Systemic coaching in a companyskrevet af Anton de Kroon
What is systemic coaching?
Switching on a specially coloured spotlight, that is what a systemic coach can offer. It is the light in which you can see the meaning and value of an isolated issue in the bigger context. It enables a client to see, understand and appreciate his problem in a new way.
The main characteristic of a systemic worker is that he doesn’t have any judgement or opinion whatsoever. His attitude is being open to see the client’s problem as a solution for something the client himself so far only can see as a problem he doesn’t want to have anymore.
The key difference here is that problems usually are being excluded, not wanted; and solutions are being included, welcomed.
The systemic coach doesn’t analyse the content of a problem. He zooms out from the issue presented, exploring the bigger context.
When there are repetitive incidents in an organization, it will not solve the problem by repeating the same solution. You have to work with the cause. Let me give an example.
We have a department where the manager is being replaced for the third time within a year? It could have been three times a ‘mistake’ made by the company in choosing the right person.

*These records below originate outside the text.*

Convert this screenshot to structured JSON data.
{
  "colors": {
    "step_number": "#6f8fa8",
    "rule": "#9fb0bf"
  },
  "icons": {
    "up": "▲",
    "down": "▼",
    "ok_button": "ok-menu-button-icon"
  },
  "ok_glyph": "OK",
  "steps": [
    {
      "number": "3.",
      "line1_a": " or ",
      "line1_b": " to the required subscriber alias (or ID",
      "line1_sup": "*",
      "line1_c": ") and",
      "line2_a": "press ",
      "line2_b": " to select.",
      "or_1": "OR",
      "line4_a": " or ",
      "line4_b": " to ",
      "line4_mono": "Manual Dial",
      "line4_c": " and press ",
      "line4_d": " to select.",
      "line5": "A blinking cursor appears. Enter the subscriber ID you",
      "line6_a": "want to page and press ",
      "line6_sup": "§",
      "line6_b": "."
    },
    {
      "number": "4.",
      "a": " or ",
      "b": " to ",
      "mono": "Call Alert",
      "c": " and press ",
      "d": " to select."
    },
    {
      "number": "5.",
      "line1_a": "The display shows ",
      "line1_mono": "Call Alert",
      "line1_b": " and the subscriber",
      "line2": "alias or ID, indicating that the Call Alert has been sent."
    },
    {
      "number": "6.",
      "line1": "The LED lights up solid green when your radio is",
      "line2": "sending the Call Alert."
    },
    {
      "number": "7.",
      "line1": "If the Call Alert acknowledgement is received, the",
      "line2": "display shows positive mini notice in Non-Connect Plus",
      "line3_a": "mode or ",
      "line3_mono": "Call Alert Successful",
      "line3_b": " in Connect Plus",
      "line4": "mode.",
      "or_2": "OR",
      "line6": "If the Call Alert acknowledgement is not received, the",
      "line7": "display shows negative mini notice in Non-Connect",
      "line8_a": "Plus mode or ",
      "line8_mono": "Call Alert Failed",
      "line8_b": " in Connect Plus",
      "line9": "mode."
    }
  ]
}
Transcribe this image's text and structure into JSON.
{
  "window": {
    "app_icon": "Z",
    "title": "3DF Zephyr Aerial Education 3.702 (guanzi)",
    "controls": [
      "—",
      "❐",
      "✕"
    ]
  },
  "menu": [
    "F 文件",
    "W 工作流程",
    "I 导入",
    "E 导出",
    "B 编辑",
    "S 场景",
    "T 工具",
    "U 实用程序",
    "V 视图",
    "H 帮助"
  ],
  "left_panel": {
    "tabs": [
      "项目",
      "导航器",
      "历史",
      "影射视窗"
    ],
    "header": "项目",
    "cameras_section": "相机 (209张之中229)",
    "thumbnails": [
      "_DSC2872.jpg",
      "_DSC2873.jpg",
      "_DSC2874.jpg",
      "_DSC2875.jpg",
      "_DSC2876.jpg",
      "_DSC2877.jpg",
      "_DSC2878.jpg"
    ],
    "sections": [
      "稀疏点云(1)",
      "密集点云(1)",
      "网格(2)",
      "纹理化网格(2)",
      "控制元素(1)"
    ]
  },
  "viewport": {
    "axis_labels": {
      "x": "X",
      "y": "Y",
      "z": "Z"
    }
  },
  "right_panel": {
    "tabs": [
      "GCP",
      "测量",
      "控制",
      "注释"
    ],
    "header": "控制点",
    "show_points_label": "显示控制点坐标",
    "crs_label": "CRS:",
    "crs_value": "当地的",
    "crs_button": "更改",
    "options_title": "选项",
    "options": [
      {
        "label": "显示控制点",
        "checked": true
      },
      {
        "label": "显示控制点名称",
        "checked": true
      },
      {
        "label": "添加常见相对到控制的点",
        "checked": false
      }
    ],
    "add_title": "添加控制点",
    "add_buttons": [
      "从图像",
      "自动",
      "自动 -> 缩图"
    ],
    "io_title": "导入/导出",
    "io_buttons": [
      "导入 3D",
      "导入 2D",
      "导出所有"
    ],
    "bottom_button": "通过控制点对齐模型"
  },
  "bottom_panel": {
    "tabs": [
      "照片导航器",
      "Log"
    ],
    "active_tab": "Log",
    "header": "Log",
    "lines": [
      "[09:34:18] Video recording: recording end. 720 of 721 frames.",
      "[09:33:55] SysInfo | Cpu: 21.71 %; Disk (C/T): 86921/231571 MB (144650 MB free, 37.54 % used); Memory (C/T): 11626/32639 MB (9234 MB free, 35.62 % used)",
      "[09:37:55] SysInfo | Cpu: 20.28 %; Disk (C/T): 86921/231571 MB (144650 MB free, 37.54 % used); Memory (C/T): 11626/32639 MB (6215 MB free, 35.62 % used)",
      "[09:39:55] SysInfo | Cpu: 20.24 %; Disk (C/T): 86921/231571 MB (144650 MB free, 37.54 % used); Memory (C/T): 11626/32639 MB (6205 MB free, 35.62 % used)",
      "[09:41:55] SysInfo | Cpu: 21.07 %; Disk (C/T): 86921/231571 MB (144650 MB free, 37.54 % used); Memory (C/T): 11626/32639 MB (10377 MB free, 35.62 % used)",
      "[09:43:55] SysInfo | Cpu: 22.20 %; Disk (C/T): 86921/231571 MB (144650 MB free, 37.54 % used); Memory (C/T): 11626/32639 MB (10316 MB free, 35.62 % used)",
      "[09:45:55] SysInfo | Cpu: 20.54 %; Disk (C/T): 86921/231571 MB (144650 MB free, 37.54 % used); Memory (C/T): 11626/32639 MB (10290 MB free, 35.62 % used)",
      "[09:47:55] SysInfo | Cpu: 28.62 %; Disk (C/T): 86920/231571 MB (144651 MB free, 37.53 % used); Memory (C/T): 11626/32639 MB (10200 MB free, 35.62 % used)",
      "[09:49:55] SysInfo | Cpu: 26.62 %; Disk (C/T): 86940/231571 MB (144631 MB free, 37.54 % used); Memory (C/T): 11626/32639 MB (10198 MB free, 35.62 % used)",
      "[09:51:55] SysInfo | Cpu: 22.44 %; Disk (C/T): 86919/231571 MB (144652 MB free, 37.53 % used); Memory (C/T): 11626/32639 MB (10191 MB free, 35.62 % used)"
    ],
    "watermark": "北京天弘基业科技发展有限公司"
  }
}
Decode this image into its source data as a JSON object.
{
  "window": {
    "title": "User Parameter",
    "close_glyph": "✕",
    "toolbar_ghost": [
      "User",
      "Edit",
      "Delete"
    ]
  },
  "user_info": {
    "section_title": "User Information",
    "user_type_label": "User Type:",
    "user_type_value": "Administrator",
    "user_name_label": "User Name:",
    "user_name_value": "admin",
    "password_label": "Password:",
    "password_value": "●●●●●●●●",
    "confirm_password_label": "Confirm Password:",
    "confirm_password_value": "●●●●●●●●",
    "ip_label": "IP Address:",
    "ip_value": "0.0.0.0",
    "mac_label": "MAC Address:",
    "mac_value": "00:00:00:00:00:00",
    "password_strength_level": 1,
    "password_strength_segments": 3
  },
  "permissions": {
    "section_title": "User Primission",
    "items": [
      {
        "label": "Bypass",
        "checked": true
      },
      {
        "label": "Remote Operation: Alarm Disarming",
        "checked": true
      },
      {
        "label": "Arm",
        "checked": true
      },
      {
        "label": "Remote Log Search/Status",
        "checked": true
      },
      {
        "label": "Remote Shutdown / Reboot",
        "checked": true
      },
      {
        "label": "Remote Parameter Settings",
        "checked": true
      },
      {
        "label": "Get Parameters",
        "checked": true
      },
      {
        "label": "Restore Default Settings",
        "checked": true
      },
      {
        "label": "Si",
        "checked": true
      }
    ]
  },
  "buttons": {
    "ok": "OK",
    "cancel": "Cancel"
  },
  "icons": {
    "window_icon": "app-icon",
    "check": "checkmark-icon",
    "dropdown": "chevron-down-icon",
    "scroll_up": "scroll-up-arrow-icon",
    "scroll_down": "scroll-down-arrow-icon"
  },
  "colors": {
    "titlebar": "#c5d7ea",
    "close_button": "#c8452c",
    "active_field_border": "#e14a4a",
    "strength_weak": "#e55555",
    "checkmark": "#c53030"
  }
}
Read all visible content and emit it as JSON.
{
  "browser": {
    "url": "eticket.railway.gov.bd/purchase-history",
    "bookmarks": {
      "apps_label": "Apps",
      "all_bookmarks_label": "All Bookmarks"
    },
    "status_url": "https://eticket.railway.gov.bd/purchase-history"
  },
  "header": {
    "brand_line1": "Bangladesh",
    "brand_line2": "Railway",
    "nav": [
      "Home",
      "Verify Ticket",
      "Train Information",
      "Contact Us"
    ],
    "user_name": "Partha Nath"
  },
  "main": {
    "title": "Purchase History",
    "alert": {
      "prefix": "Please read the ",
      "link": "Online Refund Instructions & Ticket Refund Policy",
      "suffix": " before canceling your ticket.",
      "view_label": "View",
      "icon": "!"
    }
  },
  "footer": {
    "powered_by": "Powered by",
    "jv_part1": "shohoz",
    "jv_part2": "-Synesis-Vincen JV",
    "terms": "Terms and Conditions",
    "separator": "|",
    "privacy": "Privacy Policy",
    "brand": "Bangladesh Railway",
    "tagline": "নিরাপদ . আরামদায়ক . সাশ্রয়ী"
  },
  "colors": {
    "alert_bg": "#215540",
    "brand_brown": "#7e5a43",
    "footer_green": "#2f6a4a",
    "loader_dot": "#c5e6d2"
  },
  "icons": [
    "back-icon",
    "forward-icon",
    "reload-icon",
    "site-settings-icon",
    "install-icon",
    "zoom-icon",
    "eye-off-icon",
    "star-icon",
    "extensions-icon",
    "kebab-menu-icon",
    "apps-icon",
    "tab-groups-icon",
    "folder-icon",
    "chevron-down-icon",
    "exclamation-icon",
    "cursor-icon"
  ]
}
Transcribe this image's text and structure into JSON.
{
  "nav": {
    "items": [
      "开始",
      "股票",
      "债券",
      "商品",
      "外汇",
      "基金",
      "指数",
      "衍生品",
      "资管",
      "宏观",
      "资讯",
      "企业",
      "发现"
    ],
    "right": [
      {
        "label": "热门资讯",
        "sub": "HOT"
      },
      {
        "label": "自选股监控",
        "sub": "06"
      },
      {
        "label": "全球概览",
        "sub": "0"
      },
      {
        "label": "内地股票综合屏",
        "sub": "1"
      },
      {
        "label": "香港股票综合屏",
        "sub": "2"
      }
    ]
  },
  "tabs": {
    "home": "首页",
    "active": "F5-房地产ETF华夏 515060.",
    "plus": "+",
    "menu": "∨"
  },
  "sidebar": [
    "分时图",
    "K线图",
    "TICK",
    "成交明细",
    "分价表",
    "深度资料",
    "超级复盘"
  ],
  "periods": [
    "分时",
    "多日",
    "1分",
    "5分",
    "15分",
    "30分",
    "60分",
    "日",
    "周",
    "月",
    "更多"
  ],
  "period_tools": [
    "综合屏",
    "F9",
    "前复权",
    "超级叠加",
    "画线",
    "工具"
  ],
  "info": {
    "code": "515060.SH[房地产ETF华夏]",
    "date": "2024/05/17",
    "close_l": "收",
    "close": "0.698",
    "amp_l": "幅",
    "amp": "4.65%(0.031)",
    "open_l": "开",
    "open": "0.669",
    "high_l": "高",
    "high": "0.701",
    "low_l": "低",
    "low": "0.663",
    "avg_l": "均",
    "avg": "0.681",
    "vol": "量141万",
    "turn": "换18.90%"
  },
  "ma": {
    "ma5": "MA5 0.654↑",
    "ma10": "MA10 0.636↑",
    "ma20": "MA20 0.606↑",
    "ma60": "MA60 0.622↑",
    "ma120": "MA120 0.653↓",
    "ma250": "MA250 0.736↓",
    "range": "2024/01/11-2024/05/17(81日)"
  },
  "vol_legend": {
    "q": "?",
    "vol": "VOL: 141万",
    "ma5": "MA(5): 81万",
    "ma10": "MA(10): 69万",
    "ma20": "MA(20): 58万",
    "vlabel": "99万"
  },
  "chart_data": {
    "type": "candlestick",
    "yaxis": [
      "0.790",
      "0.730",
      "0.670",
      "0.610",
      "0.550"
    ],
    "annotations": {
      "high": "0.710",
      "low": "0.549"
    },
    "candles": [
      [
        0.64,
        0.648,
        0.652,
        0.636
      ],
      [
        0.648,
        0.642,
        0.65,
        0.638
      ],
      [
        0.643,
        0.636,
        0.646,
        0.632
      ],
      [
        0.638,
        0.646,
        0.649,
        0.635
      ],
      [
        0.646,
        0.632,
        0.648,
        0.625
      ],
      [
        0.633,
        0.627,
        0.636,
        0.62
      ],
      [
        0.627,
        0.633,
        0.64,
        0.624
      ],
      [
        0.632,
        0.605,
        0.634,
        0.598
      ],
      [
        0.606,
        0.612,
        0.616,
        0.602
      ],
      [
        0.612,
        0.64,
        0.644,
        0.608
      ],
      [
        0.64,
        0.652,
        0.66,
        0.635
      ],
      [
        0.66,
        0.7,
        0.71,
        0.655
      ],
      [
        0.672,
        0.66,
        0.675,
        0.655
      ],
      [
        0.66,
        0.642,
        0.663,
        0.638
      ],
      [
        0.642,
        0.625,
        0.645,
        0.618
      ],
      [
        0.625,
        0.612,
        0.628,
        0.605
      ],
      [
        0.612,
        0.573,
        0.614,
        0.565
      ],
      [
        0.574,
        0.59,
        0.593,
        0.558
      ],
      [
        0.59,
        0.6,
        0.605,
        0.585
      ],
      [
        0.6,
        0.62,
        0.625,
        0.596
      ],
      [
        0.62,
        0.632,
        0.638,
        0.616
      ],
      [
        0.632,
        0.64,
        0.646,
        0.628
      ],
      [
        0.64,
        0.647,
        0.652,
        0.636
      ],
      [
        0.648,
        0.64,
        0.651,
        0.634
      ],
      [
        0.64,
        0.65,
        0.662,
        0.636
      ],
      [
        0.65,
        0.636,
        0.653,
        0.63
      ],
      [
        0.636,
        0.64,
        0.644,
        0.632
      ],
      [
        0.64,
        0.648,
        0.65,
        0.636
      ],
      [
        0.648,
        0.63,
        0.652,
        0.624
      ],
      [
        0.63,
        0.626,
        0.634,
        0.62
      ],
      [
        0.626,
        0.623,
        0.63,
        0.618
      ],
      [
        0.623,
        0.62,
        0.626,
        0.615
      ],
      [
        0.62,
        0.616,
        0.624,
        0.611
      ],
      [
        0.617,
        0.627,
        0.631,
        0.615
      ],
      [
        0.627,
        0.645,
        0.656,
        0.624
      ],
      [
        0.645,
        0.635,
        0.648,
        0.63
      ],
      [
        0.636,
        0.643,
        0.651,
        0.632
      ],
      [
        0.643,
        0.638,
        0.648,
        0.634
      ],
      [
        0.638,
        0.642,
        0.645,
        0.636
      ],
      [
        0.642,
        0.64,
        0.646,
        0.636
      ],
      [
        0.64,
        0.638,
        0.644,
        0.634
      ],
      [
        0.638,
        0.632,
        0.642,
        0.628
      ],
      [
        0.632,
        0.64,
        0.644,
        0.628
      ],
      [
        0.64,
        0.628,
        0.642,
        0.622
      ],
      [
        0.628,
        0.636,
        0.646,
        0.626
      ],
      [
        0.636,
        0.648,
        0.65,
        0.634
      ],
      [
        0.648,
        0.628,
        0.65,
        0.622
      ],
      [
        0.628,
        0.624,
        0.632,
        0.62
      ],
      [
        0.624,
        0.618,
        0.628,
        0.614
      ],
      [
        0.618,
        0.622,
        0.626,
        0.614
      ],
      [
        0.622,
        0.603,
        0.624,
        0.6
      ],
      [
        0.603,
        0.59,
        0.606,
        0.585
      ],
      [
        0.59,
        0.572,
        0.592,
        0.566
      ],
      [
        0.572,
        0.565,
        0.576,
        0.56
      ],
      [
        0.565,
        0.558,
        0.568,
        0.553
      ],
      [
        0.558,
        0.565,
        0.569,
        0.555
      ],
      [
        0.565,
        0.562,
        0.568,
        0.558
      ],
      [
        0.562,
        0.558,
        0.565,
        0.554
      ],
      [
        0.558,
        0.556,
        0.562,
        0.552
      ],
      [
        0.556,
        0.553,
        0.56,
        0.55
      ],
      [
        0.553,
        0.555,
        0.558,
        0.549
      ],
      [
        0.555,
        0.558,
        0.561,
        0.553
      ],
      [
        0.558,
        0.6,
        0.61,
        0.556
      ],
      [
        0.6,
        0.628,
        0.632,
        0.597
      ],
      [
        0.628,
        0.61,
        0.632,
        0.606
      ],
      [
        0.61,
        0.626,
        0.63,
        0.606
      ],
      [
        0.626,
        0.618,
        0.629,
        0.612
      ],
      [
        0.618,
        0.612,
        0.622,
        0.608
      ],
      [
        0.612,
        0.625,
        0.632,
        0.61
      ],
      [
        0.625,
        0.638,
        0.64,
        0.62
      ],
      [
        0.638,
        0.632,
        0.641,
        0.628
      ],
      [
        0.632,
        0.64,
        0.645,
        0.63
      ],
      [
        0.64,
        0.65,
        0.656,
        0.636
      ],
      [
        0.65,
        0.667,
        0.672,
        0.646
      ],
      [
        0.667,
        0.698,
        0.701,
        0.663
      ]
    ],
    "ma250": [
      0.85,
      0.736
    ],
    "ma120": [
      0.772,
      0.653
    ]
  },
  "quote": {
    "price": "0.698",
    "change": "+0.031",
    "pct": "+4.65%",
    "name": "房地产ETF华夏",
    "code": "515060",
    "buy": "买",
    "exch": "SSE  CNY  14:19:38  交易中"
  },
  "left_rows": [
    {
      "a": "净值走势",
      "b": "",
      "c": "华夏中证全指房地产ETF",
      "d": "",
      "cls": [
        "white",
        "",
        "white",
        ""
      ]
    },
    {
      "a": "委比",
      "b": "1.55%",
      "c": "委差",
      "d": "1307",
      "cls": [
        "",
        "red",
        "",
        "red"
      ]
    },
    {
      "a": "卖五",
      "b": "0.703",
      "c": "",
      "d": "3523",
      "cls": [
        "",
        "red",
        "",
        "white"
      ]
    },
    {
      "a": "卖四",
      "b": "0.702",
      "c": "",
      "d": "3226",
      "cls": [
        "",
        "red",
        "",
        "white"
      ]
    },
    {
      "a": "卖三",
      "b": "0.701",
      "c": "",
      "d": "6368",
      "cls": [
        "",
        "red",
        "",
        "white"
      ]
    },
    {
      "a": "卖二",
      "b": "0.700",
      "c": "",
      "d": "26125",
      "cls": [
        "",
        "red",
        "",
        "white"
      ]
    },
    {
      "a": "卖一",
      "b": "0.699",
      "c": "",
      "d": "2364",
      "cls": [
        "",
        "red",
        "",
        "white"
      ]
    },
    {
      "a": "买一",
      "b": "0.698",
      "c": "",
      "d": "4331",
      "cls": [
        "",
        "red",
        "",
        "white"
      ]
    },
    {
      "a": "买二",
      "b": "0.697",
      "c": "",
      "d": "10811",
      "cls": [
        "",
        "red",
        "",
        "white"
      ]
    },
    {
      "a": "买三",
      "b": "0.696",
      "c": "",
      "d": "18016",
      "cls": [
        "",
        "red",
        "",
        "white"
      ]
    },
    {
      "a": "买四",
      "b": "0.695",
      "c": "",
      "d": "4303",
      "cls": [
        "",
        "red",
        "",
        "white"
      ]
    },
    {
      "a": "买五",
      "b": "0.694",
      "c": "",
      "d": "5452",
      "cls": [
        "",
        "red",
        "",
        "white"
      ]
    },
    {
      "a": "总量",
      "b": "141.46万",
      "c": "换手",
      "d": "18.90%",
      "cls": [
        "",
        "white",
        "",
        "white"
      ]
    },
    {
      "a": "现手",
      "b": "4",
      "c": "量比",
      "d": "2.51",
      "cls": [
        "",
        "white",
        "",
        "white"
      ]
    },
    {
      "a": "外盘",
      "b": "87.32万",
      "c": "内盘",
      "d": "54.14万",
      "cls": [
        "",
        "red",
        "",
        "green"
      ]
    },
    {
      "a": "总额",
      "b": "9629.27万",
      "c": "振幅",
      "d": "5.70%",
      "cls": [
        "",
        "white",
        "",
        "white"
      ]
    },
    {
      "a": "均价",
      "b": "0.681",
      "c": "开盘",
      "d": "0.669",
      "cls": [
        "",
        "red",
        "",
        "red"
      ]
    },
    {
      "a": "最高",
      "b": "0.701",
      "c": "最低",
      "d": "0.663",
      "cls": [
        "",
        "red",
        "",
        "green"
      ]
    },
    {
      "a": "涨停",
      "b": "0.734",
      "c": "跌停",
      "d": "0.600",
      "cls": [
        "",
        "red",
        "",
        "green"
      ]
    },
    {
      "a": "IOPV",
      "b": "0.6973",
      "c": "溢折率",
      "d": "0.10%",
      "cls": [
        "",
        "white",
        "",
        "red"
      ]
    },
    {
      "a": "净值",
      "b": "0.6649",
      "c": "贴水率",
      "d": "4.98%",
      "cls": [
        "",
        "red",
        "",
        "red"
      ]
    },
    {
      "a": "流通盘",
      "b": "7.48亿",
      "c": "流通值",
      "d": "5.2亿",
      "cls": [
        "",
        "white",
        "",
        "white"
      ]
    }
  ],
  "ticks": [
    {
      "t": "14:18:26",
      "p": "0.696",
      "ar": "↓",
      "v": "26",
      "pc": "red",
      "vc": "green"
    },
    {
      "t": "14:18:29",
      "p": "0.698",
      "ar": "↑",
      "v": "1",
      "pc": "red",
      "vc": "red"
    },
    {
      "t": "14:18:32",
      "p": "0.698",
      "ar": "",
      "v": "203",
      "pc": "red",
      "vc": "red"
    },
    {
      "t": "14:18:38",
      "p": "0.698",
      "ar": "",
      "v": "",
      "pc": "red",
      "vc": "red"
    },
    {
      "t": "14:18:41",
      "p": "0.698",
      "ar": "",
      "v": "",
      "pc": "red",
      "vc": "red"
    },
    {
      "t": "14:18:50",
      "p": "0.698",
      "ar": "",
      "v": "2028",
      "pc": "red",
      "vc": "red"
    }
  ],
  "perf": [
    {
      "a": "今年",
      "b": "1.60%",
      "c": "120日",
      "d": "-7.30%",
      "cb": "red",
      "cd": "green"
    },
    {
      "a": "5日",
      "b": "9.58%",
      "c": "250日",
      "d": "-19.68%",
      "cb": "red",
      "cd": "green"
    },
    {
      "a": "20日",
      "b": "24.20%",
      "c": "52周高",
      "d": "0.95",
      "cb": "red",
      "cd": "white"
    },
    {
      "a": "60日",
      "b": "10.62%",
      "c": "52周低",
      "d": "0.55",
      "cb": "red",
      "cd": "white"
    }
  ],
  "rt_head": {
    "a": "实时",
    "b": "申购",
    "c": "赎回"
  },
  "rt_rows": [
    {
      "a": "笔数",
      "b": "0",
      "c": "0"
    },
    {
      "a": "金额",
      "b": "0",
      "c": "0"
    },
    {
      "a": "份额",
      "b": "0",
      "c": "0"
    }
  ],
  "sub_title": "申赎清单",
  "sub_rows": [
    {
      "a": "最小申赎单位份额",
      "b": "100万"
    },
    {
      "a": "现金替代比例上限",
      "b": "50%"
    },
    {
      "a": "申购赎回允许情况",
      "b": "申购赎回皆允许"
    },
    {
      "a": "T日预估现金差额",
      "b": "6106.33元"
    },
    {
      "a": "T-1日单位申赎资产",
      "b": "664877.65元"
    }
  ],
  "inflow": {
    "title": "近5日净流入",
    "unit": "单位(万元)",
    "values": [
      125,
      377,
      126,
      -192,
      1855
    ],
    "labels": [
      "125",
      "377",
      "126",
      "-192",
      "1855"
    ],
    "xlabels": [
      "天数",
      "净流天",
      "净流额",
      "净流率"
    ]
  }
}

When you look at the issue with a systemic perspective you would zoom out and look at the company as a system where something is not working.
Maybe the system tries to tell what went wrong with the first manager, because of unsolved business it is impossible for new ones to function well in this position. Something needs a repair.
In systemic business coaching it is possible to discover what the company needs at this level.
E.g.: When the first manager was fired because of misbehaviour. The company should have acknowledged there was a problem in the system. Very often this is being ignored. The system needs that acknowledgement, in order to vacate the place that the fired manager left behind.
Where this recognition is missing, the system kind of protests against the new manager and making it impossible for him to function well. None of this has anything to do with the personal qualifications of people.
It has to do with the systemic needs of an organisation. Without realising it themselves, individual people therefor are taken into service of the system they belong to.
It is never about, what it is about
In a systemic way of thinking a problem wants a solution. When you acknowledge the problem as a part of the system – the problem may be the solution.
Anton de Kroon,